---- INPUT MATERIAL
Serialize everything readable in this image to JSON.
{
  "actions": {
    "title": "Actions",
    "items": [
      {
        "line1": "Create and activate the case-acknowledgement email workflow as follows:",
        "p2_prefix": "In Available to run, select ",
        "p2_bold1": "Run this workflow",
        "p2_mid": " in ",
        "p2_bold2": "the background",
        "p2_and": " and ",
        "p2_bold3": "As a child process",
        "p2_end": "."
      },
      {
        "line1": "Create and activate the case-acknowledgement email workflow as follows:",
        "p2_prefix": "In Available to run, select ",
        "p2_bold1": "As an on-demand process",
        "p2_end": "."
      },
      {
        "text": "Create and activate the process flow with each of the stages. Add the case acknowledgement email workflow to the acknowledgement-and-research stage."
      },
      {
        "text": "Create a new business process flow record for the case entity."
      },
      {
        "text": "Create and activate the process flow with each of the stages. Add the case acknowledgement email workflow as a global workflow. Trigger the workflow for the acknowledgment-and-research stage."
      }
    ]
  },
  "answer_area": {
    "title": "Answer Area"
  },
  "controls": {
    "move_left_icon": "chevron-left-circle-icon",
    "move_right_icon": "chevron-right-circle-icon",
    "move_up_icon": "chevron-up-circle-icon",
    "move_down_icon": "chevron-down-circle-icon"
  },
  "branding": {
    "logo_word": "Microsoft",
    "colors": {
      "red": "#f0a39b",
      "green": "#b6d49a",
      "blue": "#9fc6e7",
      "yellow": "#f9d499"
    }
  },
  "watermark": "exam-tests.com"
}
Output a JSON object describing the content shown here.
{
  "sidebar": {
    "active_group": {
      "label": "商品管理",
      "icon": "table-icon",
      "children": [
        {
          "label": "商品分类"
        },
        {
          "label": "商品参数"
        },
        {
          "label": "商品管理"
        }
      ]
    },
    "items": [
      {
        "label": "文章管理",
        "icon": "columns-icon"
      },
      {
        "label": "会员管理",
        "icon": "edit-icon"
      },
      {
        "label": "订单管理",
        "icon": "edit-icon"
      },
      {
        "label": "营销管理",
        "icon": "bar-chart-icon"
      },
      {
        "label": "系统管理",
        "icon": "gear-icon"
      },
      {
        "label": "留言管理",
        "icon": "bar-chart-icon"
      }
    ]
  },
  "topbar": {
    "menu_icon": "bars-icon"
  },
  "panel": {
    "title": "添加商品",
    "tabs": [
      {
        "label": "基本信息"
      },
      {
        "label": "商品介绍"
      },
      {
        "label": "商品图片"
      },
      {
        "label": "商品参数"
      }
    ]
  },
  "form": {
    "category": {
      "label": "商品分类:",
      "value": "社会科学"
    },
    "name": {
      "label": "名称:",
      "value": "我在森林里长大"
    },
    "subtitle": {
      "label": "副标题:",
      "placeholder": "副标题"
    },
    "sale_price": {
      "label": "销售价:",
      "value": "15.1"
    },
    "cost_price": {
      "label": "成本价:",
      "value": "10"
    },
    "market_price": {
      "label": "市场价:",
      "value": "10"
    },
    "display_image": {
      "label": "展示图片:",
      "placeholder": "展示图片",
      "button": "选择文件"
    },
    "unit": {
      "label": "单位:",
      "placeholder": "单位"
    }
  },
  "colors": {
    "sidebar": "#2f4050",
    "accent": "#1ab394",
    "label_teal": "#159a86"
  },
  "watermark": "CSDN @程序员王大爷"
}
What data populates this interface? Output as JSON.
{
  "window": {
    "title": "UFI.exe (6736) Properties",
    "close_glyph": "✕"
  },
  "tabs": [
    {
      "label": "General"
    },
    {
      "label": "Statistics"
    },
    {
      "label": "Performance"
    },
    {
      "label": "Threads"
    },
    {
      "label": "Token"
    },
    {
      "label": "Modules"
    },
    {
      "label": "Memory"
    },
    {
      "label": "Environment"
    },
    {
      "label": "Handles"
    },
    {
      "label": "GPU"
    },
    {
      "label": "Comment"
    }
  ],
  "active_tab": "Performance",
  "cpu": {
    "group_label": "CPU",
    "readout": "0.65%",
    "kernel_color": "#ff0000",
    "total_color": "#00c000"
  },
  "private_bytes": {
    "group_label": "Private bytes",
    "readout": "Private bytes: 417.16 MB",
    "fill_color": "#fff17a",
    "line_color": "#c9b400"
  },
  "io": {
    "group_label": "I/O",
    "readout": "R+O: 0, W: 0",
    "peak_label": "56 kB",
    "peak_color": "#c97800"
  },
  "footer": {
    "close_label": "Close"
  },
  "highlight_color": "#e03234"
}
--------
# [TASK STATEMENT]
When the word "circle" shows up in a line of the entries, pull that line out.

# [RESPONSE AREA]
    "move_left_icon": "chevron-left-circle-icon",
    "move_right_icon": "chevron-right-circle-icon",
    "move_up_icon": "chevron-up-circle-icon",
    "move_down_icon": "chevron-down-circle-icon"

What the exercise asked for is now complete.